1. User-centric interaction with funding institutions. The ecosystem of European institutions offering funding for innovative ideas is robust, but navigating it can be confusing for founders and requires dedicated resources. Minimizing bureaucracy, treating founders as customers, and streamlining the process for both applications and funds disbursement could allow the best ventures to scale much more quickly.
2. Blended finance to support innovation. Successfully combining public and private funds can overcome the time and capital constraints on investment. Already used to mitigate risk on large-scale investment in developing regions, this approach can crowd in private capital, familiarize cautious investors with new asset classes such as growth-stage technology companies, and do so with a lower risk of loss compared to subsidies and grants.
3. More inclusive public and private procurement. The opportunity to work with a strategic buyer can present a lot more upside than a direct investment alone, especially for growth companies looking to trial products and collaborate with users to tailor their technology. More flexible frameworks and pilot projects can foster long-term growth.
4. Give founders a voice on regulation. New industries aligned with climate goals must be able to input on policy to ensure that the regulatory environment supports companies that are providing innovative solutions in their growth. For example, organizations such as the IPIFF for insect farming have gone a long way to support the development of new sectors.
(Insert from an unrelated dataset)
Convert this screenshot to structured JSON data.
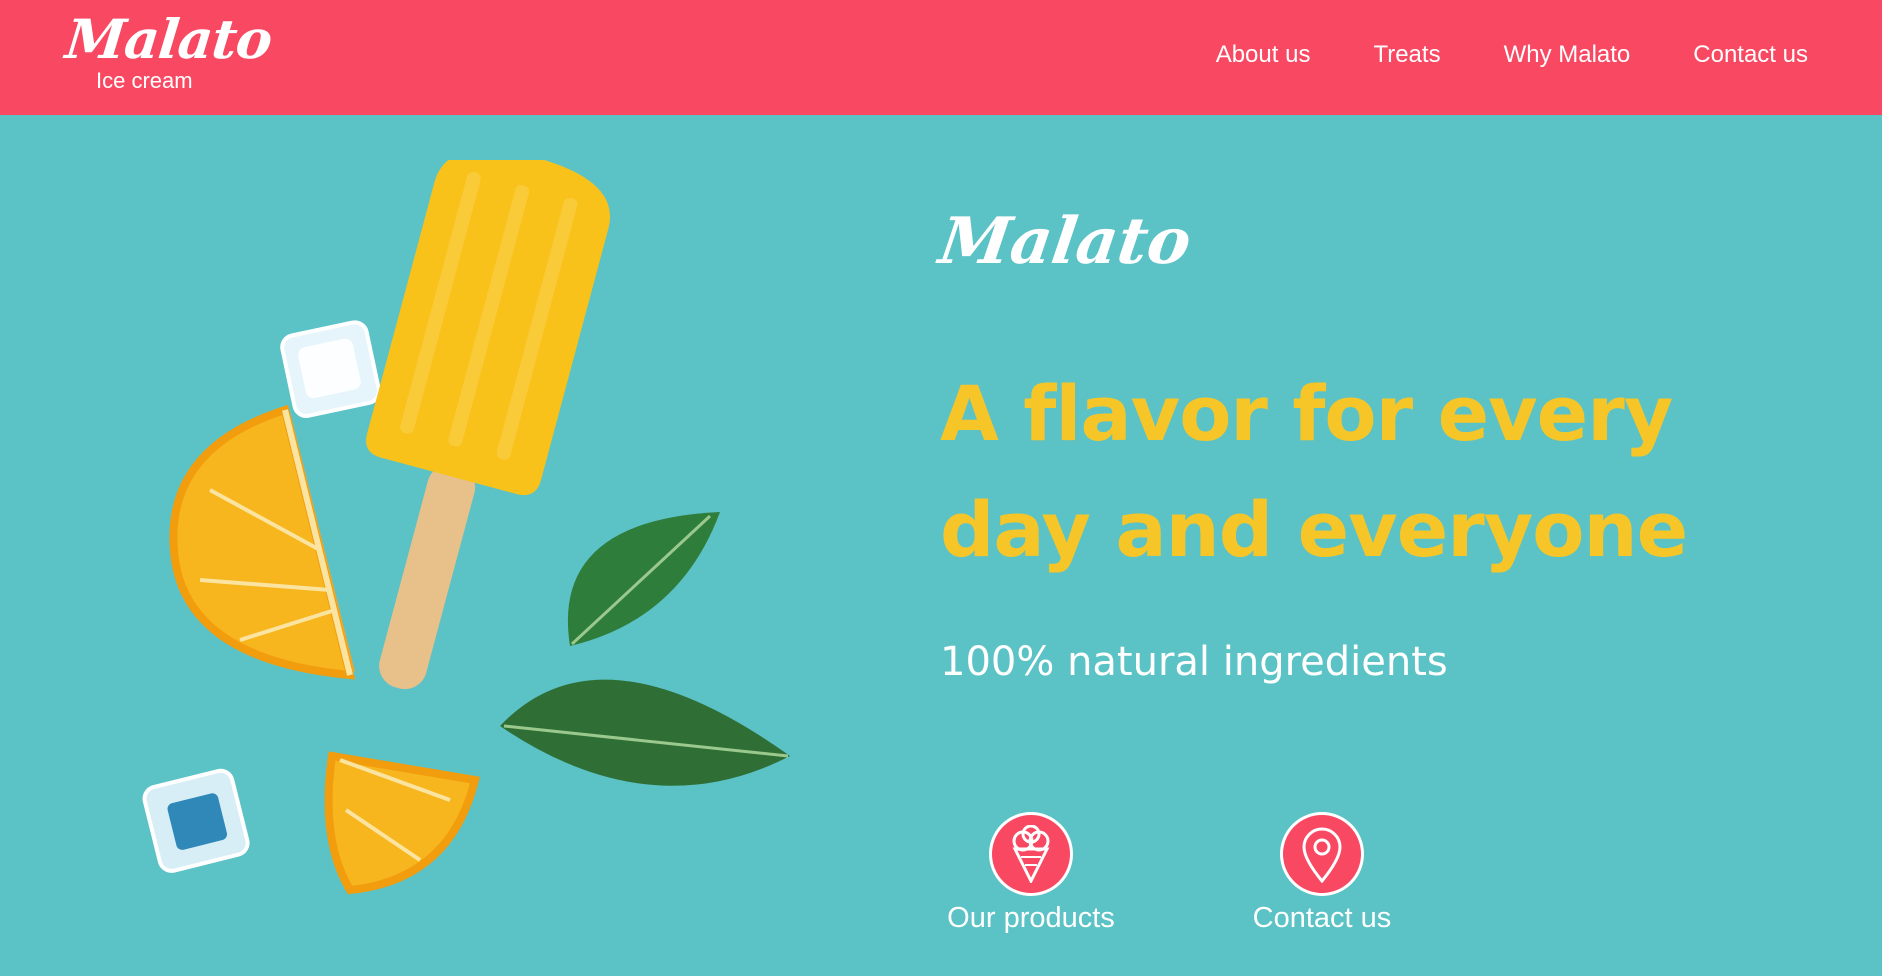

Governments, businesses and ecosystem builders can work together to trial these ideas and build out the capabilities needed to ensure that innovative and scientific applications aimed at climate solutions are not lost in the wake of COVID-19, and that recovery measures are taken in order that the future is shaped by innovation and sustainability.
*Head of Regional Strategies, Europe and Eurasia; Member of the Executive Committee, World Economic Forum and Global Head, KPMG Private Enterprise, KPMG International
**first published in: www.weforum.org